Predicting cover types in a mountain range with long evolutionary grazing history: a GIS approach


*Ana M. Cingolani, Instituto Multidisciplinario de Biología Vegetal, CONICET-UNC, CC 495, Velez Sarsfield 299, 5000 Córdoba, Argentina.


Aim  To determine how the distribution and cover of different vegetation types are affected by physical factors and livestock in a mountain range with a long evolutionary history of grazing.

Location  Upper vegetation belt of the Córdoba mountains (1700–2800 m a.s.l., 31º34′ S, 64º50′ W) in central Argentina.

Methods  Using GIS, we analysed the relationships of plant cover types to physical features (physiography and topography) and indicators of accumulated livestock pressure (distance to human settlements and roads) through multinomial logistic regression. We predicted a present vegetation map which was validated with a real map. We then constructed two maps simulating minimum and maximum values of accumulated livestock pressure for the whole area. Map comparisons allowed evaluation of the possible influence of livestock, both in extension and intensity.

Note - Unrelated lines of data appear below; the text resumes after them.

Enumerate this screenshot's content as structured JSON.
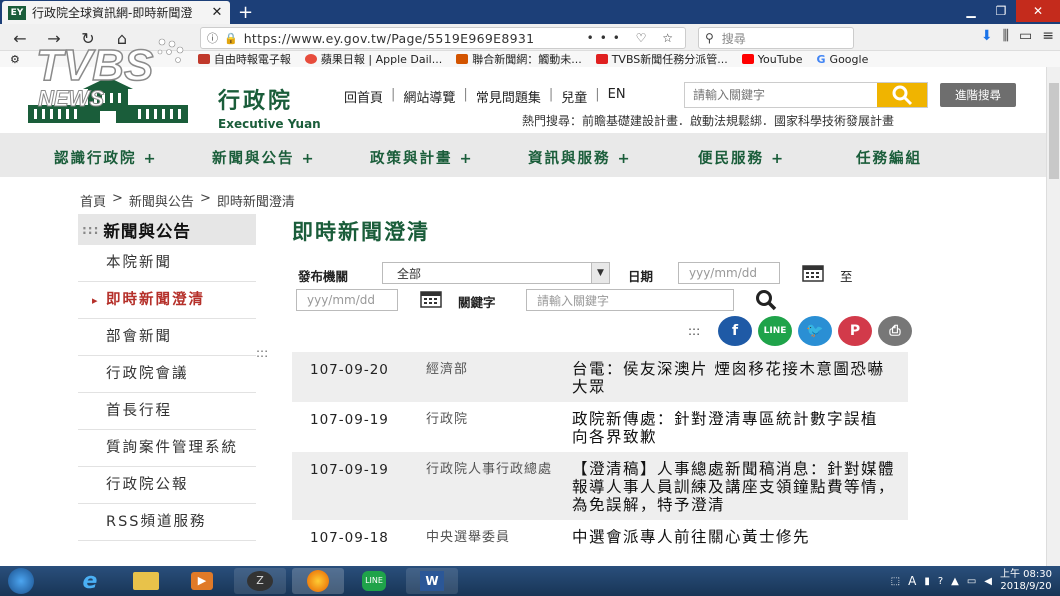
{
  "browser": {
    "tab_title": "行政院全球資訊網-即時新聞澄",
    "tab_favicon": "EY",
    "url": "https://www.ey.gov.tw/Page/5519E969E8931",
    "search_placeholder": "搜尋",
    "bookmarks": [
      {
        "label": "自由時報電子報",
        "color": "#c0392b"
      },
      {
        "label": "蘋果日報 | Apple Dail...",
        "color": "#e74c3c"
      },
      {
        "label": "聯合新聞網：觸動未...",
        "color": "#d35400"
      },
      {
        "label": "TVBS新聞任務分派管...",
        "color": "#e02020"
      },
      {
        "label": "YouTube",
        "color": "#ff0000"
      },
      {
        "label": "Google",
        "color": "#4285f4"
      }
    ]
  },
  "watermark": {
    "text": "TVBS NEWS"
  },
  "site": {
    "logo_zh": "行政院",
    "logo_en": "Executive Yuan",
    "top_links": [
      "回首頁",
      "網站導覽",
      "常見問題集",
      "兒童",
      "EN"
    ],
    "search_placeholder": "請輸入關鍵字",
    "advanced_search": "進階搜尋",
    "hot_search": "熱門搜尋：前瞻基礎建設計畫．啟動法規鬆綁．國家科學技術發展計畫",
    "main_nav": [
      "認識行政院 +",
      "新聞與公告 +",
      "政策與計畫 +",
      "資訊與服務 +",
      "便民服務 +",
      "任務編組"
    ]
  },
  "breadcrumb": [
    "首頁",
    ">",
    "新聞與公告",
    ">",
    "即時新聞澄清"
  ],
  "sidebar": {
    "heading": "新聞與公告",
    "items": [
      "本院新聞",
      "即時新聞澄清",
      "部會新聞",
      "行政院會議",
      "首長行程",
      "質詢案件管理系統",
      "行政院公報",
      "RSS頻道服務"
    ]
  },
  "content": {
    "title": "即時新聞澄清",
    "filters": {
      "org_label": "發布機關",
      "org_value": "全部",
      "date_label": "日期",
      "date_placeholder": "yyy/mm/dd",
      "to_label": "至",
      "keyword_label": "關鍵字",
      "keyword_placeholder": "請輸入關鍵字"
    },
    "news": [
      {
        "date": "107-09-20",
        "org": "經濟部",
        "title": "台電：侯友深澳片 煙囪移花接木意圖恐嚇大眾"
      },
      {
        "date": "107-09-19",
        "org": "行政院",
        "title": "政院新傳處：針對澄清專區統計數字誤植 向各界致歉"
      },
      {
        "date": "107-09-19",
        "org": "行政院人事行政總處",
        "title": "【澄清稿】人事總處新聞稿消息：針對媒體報導人事人員訓練及講座支領鐘點費等情，為免誤解，特予澄清"
      },
      {
        "date": "107-09-18",
        "org": "中央選舉委員",
        "title": "中選會派專人前往關心黃士修先"
      }
    ]
  },
  "taskbar": {
    "clock_time": "上午 08:30",
    "clock_date": "2018/9/20",
    "ime": "A"
  }
}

Results  Both physical features and livestock pressure influenced the occurrence of vegetation units. The overall accuracy of the predicted map at the pixel level was low (26%) indicating low habitat specificity of the vegetation units. We suggest that some part of the unaccounted for variance was due to livestock pressure patterns that were not fully captured by our indicators. Our models proved adequate for predicting the total percentages of vegetation units at coarser scales. The extrapolations showed that under a history of low livestock pressure, such as in sites far away from human settlements and roads, the area would be dominated by woodlands, tussock grasslands and natural rock outcrops. Under a history of heavy livestock pressure, in turn, rock exposed by erosion, tussock grasslands and natural rock outcrops would dominate.

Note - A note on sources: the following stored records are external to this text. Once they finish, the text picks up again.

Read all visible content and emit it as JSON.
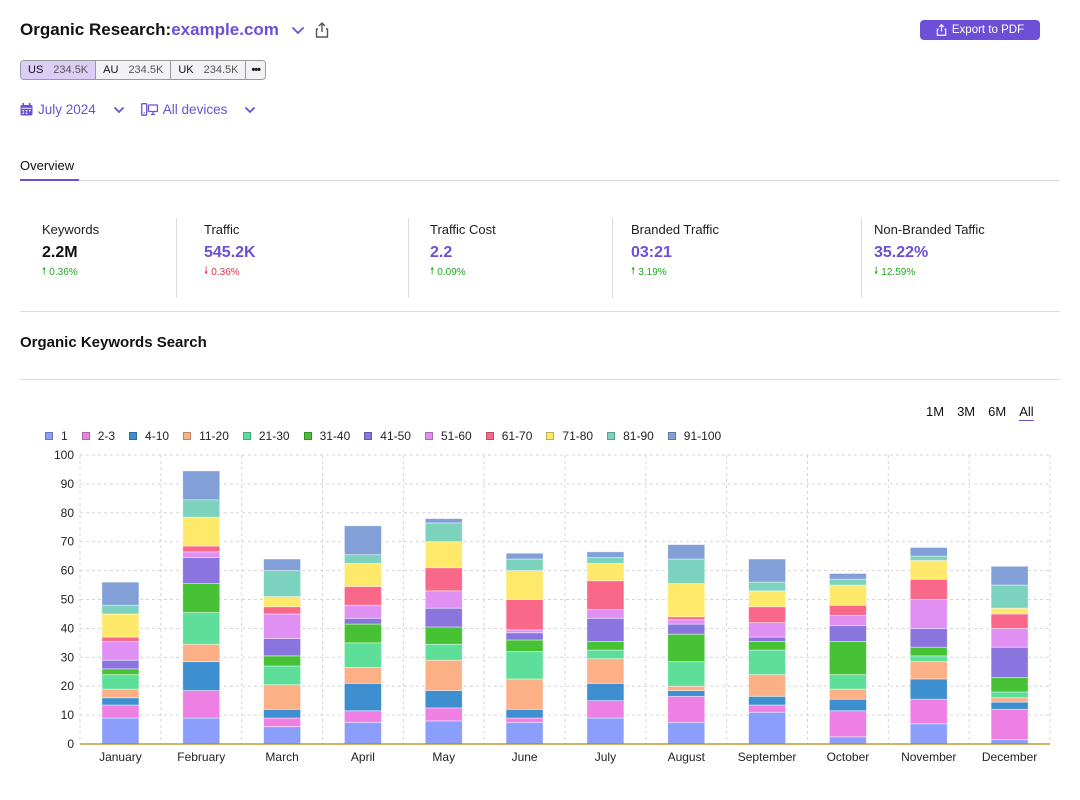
{
  "header": {
    "title_prefix": "Organic Research:",
    "domain": "example.com",
    "icons": {
      "dropdown": "chevron-down-icon",
      "share": "share-icon"
    }
  },
  "export_button": {
    "label": "Export to PDF",
    "icon": "share-icon"
  },
  "databases": [
    {
      "code": "US",
      "count": "234.5K",
      "active": true
    },
    {
      "code": "AU",
      "count": "234.5K",
      "active": false
    },
    {
      "code": "UK",
      "count": "234.5K",
      "active": false
    }
  ],
  "databases_more": "•••",
  "filters": {
    "date": {
      "label": "July 2024",
      "icon": "calendar-icon"
    },
    "device": {
      "label": "All devices",
      "icon": "devices-icon"
    }
  },
  "tabs": [
    {
      "label": "Overview",
      "active": true
    }
  ],
  "metrics": [
    {
      "label": "Keywords",
      "value": "2.2M",
      "delta": "0.36%",
      "direction": "up",
      "value_color": "dark",
      "delta_color": "up"
    },
    {
      "label": "Traffic",
      "value": "545.2K",
      "delta": "0.36%",
      "direction": "down",
      "value_color": "purple",
      "delta_color": "down"
    },
    {
      "label": "Traffic Cost",
      "value": "2.2",
      "delta": "0.09%",
      "direction": "up",
      "value_color": "purple",
      "delta_color": "up"
    },
    {
      "label": "Branded Traffic",
      "value": "03:21",
      "delta": "3.19%",
      "direction": "up",
      "value_color": "purple",
      "delta_color": "up"
    },
    {
      "label": "Non-Branded Taffic",
      "value": "35.22%",
      "delta": "12.59%",
      "direction": "down",
      "value_color": "purple",
      "delta_color": "up"
    }
  ],
  "section_title": "Organic Keywords Search",
  "range_options": [
    {
      "label": "1M",
      "active": false
    },
    {
      "label": "3M",
      "active": false
    },
    {
      "label": "6M",
      "active": false
    },
    {
      "label": "All",
      "active": true
    }
  ],
  "colors": {
    "accent": "#6c4fd6",
    "up": "#1fa81f",
    "down": "#e5334b",
    "axis": "#b8860b"
  },
  "chart_data": {
    "type": "bar",
    "stacked": true,
    "title": "Organic Keywords Search",
    "xlabel": "",
    "ylabel": "",
    "ylim": [
      0,
      100
    ],
    "yticks": [
      0,
      10,
      20,
      30,
      40,
      50,
      60,
      70,
      80,
      90,
      100
    ],
    "grid": true,
    "legend_position": "top-left",
    "categories": [
      "January",
      "February",
      "March",
      "April",
      "May",
      "June",
      "July",
      "August",
      "September",
      "October",
      "November",
      "December"
    ],
    "series": [
      {
        "name": "1",
        "color": "#8c9efc",
        "values": [
          9,
          9,
          6,
          7.5,
          8,
          7.5,
          9,
          7.5,
          11,
          2.5,
          7,
          1.5
        ]
      },
      {
        "name": "2-3",
        "color": "#ef80e3",
        "values": [
          4.5,
          9.5,
          3,
          4,
          4.5,
          1.5,
          6,
          9,
          2.5,
          9,
          8.5,
          10.5
        ]
      },
      {
        "name": "4-10",
        "color": "#3e8fd0",
        "values": [
          2.5,
          10,
          3,
          9.5,
          6,
          3,
          6,
          2,
          3,
          4,
          7,
          2.5
        ]
      },
      {
        "name": "11-20",
        "color": "#fdb086",
        "values": [
          3,
          6,
          8.5,
          5.5,
          10.5,
          10.5,
          8.5,
          1.5,
          7.5,
          3.5,
          6,
          1.5
        ]
      },
      {
        "name": "21-30",
        "color": "#5ddf9a",
        "values": [
          5,
          11,
          6.5,
          8.5,
          5.5,
          9.5,
          3,
          8.5,
          8.5,
          5,
          2,
          2
        ]
      },
      {
        "name": "31-40",
        "color": "#46c234",
        "values": [
          2,
          10,
          3.5,
          6.5,
          6,
          4,
          3,
          9.5,
          3,
          11.5,
          3,
          5
        ]
      },
      {
        "name": "41-50",
        "color": "#8a74de",
        "values": [
          3,
          9,
          6,
          2,
          6.5,
          2.5,
          8,
          3.5,
          1.5,
          5.5,
          6.5,
          10.5
        ]
      },
      {
        "name": "51-60",
        "color": "#e08ff2",
        "values": [
          6.5,
          2,
          8.5,
          4.5,
          6,
          1,
          3,
          1.5,
          5,
          3.5,
          10,
          6.5
        ]
      },
      {
        "name": "61-70",
        "color": "#f96889",
        "values": [
          1.5,
          2,
          2.5,
          6.5,
          8,
          10.5,
          10,
          1,
          5.5,
          3.5,
          7,
          5
        ]
      },
      {
        "name": "71-80",
        "color": "#ffe96a",
        "values": [
          8,
          10,
          3.5,
          8,
          9,
          10,
          6,
          11.5,
          5.5,
          7,
          6.5,
          2
        ]
      },
      {
        "name": "81-90",
        "color": "#7bd2bd",
        "values": [
          3,
          6,
          9,
          3,
          6.5,
          4,
          2,
          8.5,
          3,
          2,
          1.5,
          8
        ]
      },
      {
        "name": "91-100",
        "color": "#829fd8",
        "values": [
          8,
          10,
          4,
          10,
          1.5,
          2,
          2,
          5,
          8,
          2,
          3,
          6.5
        ]
      }
    ]
  }
}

Main conclusions  Vegetation units showed low habitat specificity, and were associated with accumulated livestock pressure, indicating that livestock and its associated activities are important factors structuring the landscape and have important consequences for the integrity of the ecosystem. Results suggest that although this system evolved with large herbivores, it has experienced irreversible degradation processes, and intensification of current domestic livestock pressure is likely to lead to even more land degradation.